If they don’t, an infection may have taken hold and need veterinary treatment. Keep an eye on the eye to monitor whether the redness disappears – this is a sign it’s healing.
Viral Hemorrhagic Septicaemia
Viral hemorrhagic septicemia (VHS) is a severe condition that’s highly infectious and often fatal. It affects a variety of fish species, including angelfish.
According to The Center for Food Security and Public Health, fish infected with viral hemorrhagic septicemia may have hemorrhages on the eyes, body, gills, and around the fins.
Popeye might develop simultaneously. This condition is where a fish’s eyes bulge out of their socket.
As well as bloodshot eyes, the symptoms of VHS include:
- Swollen abdomen.
- Dark coloration of the body.
- Abnormal swimming behavior.
- Hemorrhaging of the muscle and organ tissues.
Some angelfish won’t show any signs of illness at all. However, they can spread the disease and infect other fish. If all fish in the tank catch the disease, they’ll likely die.
Outbreaks of viral hemorrhagic septicemia occur mainly in the spring. Water temperatures in this season drop below 59°F. VHS deaths don’t commonly happen when the water’s temperature is above 64°F.
If VHS causes your angelfish’s red eyes, quarantine it from the rest of your fish before it infects them. Drain the tank and give it, and everything inside it, a thorough clean to remove traces of the infection.
Do Albino Angelfish Have Red Eyes?
Albino angelfish are a strain of fish with golden pink body color and characteristic red eyes due to the lack of melanin pigments.
The eyes are a signature part of their appearance, and they sometimes appear light pink.
The reason why albino angelfish have red eyes is that the pigments usually conceal the blood vessels that appear underneath the eye’s iris and retina.
Albino angelfish are created when two fish with the albino genes mate.
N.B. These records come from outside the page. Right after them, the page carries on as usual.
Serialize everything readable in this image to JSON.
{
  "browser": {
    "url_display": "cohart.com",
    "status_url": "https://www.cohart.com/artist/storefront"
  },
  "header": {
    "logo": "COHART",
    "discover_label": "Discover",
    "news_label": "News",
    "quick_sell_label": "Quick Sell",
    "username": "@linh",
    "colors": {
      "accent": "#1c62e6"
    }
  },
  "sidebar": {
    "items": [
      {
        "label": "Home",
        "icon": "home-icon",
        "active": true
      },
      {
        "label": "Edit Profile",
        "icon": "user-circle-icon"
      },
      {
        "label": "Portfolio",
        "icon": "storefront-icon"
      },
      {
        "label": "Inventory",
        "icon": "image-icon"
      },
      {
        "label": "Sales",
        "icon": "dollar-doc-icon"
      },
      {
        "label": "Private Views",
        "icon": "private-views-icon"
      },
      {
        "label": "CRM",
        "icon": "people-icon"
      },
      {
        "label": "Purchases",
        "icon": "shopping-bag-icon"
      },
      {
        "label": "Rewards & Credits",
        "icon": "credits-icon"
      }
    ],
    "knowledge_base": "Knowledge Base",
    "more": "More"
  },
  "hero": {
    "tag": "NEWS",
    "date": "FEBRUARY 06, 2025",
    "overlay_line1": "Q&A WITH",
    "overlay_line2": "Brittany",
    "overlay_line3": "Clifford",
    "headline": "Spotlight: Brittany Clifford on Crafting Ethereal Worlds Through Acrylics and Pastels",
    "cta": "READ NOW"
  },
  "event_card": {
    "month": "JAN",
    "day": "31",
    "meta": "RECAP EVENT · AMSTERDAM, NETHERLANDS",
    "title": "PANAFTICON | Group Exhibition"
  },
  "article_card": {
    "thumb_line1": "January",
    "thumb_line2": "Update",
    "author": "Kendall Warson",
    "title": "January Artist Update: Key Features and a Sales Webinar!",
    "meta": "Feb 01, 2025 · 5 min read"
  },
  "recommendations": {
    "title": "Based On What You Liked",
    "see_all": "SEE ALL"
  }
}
Albinos tend to have poor vision from birth and need good lighting to see where they’re swimming. However, too much might bother them, as their eyes are light-sensitive.
Without melanin pigments, the eyes can’t regulate how much light enters as it opens and closes, making the angelfish photosensitive.
The best way to determine whether there are changes is to note the angelfish’s eye color. Most will start clear. If you can’t see when their eyes have turned red, you may not notice that they have an injury or illness.
Fish can’t tell us when they’re unwell, so changes like the eye color turning red are a warning sign.